Astronauts who spend significant amounts of time outside of Earth's protective atmosphere are exposed to significantly higher levels of radiation. Ahead of sending astronauts on extended duration missions to Mars, NASA is looking for better ways to predict the risk radiation poses with long-term spaceflight. NASA says that astronauts who travel to the moon, Mars, and other deep-space destinations will be exposed to increased risks due to the space environment.

Ahead of these future deep space missions, NASA uses the ISS to improve its ability to predict space radiation exposure. The results from an ISS Medical Monitoring study have been published demonstrating the sensitivity of an astronaut's DNA to radiation exposure on Earth can predict the response of their DNA during spaceflight. NASA's method measures changes to the astronaut's chromosomes.

NASA was trying to determine if it was possible to detect and measure radiation exposure damage in an astronaut's body. The agency also wanted to determine any potential differences depending on the age, sex, and other measurable factors before sending the astronauts into space. Exposure to radiation increases an individual's risk of developing cancers and other significant medical issues.

On Earth, people are protected from the most severe consequences of radiation caused by solar flares and galactic cosmic rays thanks to the atmosphere and magnetic field of the planet. Low Earth orbit missions, like the ISS, are also protected to some extent by the magnetic field of the Earth. NASA also uses shielding in the construction of the ISS and limits the amount of time astronauts spend in space.

NASA's study considered three key measurements. First, before the astronaut flew to the ISS, their blood cells were assessed to determine a baseline chromosome status for future comparison. The blood samples were then exposed to gamma-ray radiation on Earth to measure how easily chromosome changes occurred inside the cells. That measurement was used to establish the inherent sensitivity of an astronaut to radiation. Finally, once the astronaut returned from the mission, additional blood samples were analyzed to assess changes in chromosomes.

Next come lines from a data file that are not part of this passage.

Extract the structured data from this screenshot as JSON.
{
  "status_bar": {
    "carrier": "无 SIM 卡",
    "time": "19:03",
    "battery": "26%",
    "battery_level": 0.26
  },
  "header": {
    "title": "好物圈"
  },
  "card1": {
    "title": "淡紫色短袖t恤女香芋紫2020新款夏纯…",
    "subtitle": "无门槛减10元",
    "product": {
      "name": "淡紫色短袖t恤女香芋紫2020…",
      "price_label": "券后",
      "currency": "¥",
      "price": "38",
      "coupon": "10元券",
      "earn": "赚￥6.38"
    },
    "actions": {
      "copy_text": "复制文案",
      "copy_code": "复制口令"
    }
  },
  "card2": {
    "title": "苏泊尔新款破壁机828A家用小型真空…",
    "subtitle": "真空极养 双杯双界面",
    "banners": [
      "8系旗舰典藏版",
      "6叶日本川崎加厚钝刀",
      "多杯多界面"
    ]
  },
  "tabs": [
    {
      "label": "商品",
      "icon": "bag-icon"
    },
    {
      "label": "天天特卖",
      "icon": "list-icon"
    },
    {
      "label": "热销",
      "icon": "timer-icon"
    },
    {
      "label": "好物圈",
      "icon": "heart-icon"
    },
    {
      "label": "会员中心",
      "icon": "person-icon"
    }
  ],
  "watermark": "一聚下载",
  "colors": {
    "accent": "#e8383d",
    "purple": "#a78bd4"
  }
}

Researchers found that older crewmembers had higher levels of baseline chromosome irregularities. NASA also found that older astronauts were more sensitive to alterations of their chromosomes compared to younger astronauts. The study results found that older astronauts may have a higher sensitivity to radiation and could be at higher risk. However, younger astronauts are believed to be more susceptible to long-term health consequences from radiation exposure in space than older astronauts.